An Introduction to SUICIDE

What constitutes Attempted Suicide?
Do Not Be Afraid
Suicide's Primary Cause
The Paradox of Suicide
Suicide is always premature
Examples From Around The World
The TRUE Scale of Suicide is Unknowable
Suicide Statistics Mislead
What constitutes suicide
What constitutes Attempted Suicide?
When Suicide Fails

Attempted Suicide


The situation regarding the calculation of rates of attempted suicide is even less credible. Whilst successful suicides may, or may not, be classified as suicides; who can say what is a genuine attempt at suicide, and what will be dismissed as self injury or as 'attention seeking'?


Suicide woman banned from rivers
Pulteney Bridge, Bath
Ms Sutton jumped into the River Avon on three occasions
A woman who has attempted suicide four times has been banned from jumping into rivers, canals or onto railway lines.

Bath magistrates granted an anti-social behaviour order (Asbo) against Kim Sutton from Odd Down.

The 23-year-old was rescued three times from the River Avon in Bath last year after trying to take her life.

She was also found hanging from a railway parapet and police had to stop trains to rescue her. Sutton could be jailed for breaking the order.

On Thursday, magistrates sentenced her for three public order offences after deciding at an earlier hearing that throwing herself into a river did constitute disorder.

The Asbo seeks to prevent her doing anything which could cause alarm or distress to the public.

What constitutes attempted suicide?

Every day of the year,  many of us engage in suicidal actions which fail to result in death. These activities are labelled attempted suicide or parasuicide. Research suggests that those of us who engage in these activities are almost 23 times more likely to eventually die by our own hands than those of us who do not. Other researchers disagree. One set of findings goes so far as to suggest that those of us who engage in parasuicidal activity are 100 times more likely to die by suicide.


Having said that, it is not uncommon for those of us experiencing serious emotional crises to do something which has all of the characteristics of a serious suicide attempt - but which is not.


He or she may not have seriously intended to complete the action.
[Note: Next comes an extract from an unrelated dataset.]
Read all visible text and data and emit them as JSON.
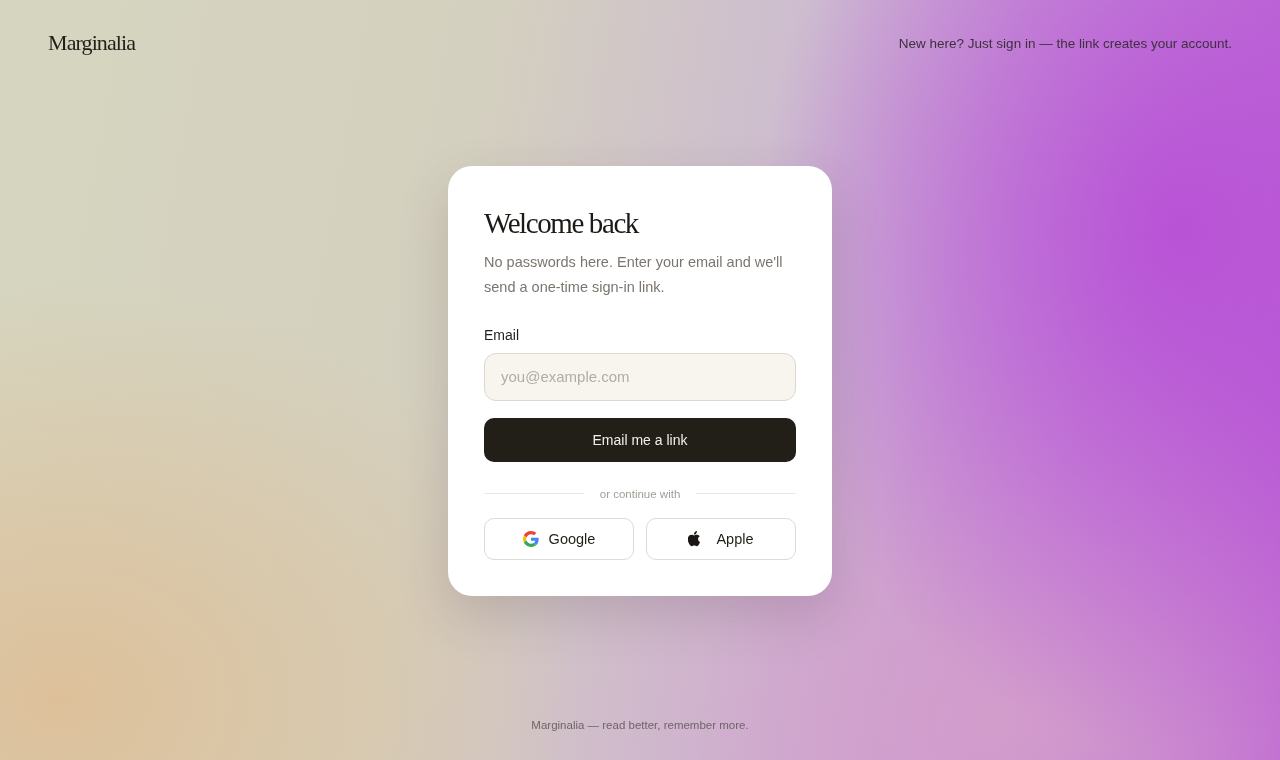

Or may simply have staged an (apparent) attempt (according to experts) to worry, shock, concern or otherwise "manipulate" others.
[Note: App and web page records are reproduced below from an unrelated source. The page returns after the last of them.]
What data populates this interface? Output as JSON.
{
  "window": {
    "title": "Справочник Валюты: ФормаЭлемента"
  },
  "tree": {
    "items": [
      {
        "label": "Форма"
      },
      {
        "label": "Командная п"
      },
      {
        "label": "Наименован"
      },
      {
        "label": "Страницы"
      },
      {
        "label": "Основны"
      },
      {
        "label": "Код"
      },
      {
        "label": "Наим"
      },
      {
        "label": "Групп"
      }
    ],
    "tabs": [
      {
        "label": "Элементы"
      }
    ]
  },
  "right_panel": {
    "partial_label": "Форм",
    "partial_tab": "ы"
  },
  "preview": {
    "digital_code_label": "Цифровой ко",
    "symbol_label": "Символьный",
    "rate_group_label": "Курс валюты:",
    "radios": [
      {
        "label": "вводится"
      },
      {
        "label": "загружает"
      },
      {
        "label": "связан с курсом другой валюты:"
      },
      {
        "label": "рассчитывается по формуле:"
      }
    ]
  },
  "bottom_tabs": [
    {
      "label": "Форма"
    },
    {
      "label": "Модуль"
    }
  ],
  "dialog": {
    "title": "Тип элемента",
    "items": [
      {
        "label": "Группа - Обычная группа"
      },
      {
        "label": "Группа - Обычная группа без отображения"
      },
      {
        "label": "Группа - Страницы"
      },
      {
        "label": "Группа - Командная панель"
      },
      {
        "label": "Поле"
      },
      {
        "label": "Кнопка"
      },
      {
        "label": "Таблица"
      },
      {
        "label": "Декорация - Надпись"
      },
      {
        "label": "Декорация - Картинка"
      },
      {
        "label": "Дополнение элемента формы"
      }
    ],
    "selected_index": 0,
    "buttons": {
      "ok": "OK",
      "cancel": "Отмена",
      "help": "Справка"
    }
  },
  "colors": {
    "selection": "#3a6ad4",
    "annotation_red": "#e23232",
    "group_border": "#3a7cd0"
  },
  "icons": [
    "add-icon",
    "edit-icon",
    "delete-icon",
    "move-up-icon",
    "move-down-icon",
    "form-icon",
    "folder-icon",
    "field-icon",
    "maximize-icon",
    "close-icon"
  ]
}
Such actions are known as suicidal gestures and are generally dismissed as simply being a "cry for help".


These non-lethal activities (gestures) usually leave 'obvious' signs of some type of attempt; and may have taken place at a time and place when it is highly probable that he or she would be discovered and saved in the nick of time.


In contrast, a person who seriously wishes to end their own suffering can also fail in their attempt. This 'failure' could be due to ignorance, lack of knowledge about what is required, what to do and what to expect.  Fear, heightened anxiety and an  unwillingness to try methods that may fail – and yet result in permanent damage if they do fail can cause failure. Concerns over the possibility of unintentional risk and harm to others, the fear of rescue, or simple bad luck (etc): All could serve to precipitate failure. In such situations, these actions are 'regarded' as being a suicidal attempt.
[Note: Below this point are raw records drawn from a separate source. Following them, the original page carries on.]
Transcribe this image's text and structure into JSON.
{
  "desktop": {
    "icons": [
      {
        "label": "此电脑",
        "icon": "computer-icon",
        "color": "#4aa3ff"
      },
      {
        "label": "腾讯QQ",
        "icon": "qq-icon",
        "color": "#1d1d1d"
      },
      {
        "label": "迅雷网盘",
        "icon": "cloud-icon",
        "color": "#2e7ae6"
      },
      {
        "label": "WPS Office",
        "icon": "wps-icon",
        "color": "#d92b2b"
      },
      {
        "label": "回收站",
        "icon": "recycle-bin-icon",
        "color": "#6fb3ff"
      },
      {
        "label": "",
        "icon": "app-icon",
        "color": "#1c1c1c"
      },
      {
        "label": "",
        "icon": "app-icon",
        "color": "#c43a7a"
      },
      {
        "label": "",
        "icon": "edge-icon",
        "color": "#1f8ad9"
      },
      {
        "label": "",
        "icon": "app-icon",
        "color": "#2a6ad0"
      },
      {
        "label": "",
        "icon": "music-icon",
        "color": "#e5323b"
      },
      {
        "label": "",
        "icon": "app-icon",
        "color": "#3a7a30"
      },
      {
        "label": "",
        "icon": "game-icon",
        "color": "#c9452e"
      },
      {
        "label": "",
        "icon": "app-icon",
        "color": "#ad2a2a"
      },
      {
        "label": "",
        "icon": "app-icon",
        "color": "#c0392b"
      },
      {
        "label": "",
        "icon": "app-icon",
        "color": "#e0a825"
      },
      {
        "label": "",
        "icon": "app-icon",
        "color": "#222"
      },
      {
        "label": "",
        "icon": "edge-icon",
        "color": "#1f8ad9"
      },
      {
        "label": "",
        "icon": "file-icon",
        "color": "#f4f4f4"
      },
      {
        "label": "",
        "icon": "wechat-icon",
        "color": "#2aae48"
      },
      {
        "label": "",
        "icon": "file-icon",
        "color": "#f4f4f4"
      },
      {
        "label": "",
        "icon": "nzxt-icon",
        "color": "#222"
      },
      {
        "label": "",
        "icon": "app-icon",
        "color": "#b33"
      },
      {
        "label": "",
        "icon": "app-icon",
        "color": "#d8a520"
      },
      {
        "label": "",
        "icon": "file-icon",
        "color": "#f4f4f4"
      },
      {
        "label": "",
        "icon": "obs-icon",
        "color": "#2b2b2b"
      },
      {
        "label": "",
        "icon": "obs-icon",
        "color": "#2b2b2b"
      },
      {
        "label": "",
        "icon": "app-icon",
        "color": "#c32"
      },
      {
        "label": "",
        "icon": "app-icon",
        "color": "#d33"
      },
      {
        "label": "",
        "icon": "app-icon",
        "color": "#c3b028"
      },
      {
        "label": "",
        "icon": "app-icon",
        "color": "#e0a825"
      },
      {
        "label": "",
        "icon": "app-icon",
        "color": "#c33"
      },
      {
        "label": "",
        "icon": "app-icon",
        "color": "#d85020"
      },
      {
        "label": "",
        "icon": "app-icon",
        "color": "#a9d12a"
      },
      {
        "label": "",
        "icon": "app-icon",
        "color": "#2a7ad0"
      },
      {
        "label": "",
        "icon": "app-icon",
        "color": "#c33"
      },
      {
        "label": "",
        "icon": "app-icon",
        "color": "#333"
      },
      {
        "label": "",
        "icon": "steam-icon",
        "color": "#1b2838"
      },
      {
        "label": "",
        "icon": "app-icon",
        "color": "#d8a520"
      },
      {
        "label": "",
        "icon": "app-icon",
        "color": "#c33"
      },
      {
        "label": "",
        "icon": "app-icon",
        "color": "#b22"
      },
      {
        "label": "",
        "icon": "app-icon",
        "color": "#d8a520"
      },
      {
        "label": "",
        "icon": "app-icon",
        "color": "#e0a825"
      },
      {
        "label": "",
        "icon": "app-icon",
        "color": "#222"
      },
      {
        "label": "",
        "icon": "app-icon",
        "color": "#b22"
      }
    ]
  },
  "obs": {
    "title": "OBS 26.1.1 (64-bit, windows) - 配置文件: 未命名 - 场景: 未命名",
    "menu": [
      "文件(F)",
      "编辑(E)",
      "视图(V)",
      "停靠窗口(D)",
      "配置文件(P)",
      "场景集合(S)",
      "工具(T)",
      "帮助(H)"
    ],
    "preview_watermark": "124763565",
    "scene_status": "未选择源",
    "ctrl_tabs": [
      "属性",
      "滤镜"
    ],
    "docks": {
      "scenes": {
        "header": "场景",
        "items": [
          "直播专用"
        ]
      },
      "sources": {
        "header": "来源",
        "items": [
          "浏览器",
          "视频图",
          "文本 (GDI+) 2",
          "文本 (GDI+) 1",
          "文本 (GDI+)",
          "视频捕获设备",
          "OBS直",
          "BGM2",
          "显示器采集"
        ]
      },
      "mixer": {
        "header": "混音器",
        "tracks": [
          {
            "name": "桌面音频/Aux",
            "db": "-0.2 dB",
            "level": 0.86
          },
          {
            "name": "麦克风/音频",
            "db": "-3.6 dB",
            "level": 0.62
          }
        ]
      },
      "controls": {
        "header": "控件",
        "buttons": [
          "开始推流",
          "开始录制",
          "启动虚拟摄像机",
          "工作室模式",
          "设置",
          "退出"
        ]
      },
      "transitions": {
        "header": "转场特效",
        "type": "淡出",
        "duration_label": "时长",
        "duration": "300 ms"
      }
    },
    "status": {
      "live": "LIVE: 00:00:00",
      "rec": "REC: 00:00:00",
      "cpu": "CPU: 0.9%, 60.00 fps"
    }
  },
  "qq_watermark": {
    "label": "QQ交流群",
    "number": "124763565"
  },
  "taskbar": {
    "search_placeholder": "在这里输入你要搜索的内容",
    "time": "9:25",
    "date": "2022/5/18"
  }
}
Deciding what is a suicidal attempt and what is a suicidal gesture is not an easy judgement for anyone to make. The intent behind the action (attempt or gesture) is obscured by the fact that suicidal people are ambivalent. Not really wanting  to die – but simply not wanting to continue.


Most of us are torn between living or death when experiencing a suicidal crisis.


Issues such as intent and motivation will not always appear clear. With intent being virtually impossible to verify, there are many who believe that all near-suicides are suicidal gestures. Not serious attempts, just gestures.


If these actions are mere 'gestures', then why do so many people end up with such severe, debilitating injuries, sometimes life-threatening and permanent? Such terrible injuries do seem a most unlikely outcome for a suicidal 'gesture'.


Indeed, according to the Canadian Mental Health Association (Ontario) suicide is the sixth leading cause of disability and infirmity worldwide.


In order to explain away these horrific injuries. experts  suggest that many of us who wish to make a gesture may be killing ourselves by accident. Cutting too deep. Failing to understand the lethality of our chosen method. Miscalculating discovery.  Ashyxiating on vomit following an intentional overdose etc.


Answering the all-important question (was this action an attempt, or a gesture?) is a medical judgement-call which will probably be a snap decision. Made in an hospital environment by an overworked, over-stressed professional who could regard all such injuries as forms of self injury and record them as such.
This happens.
Consequently statistics purporting to demonstrate actual numbers of attempted suicides cannot be accurate and can not be relied upon.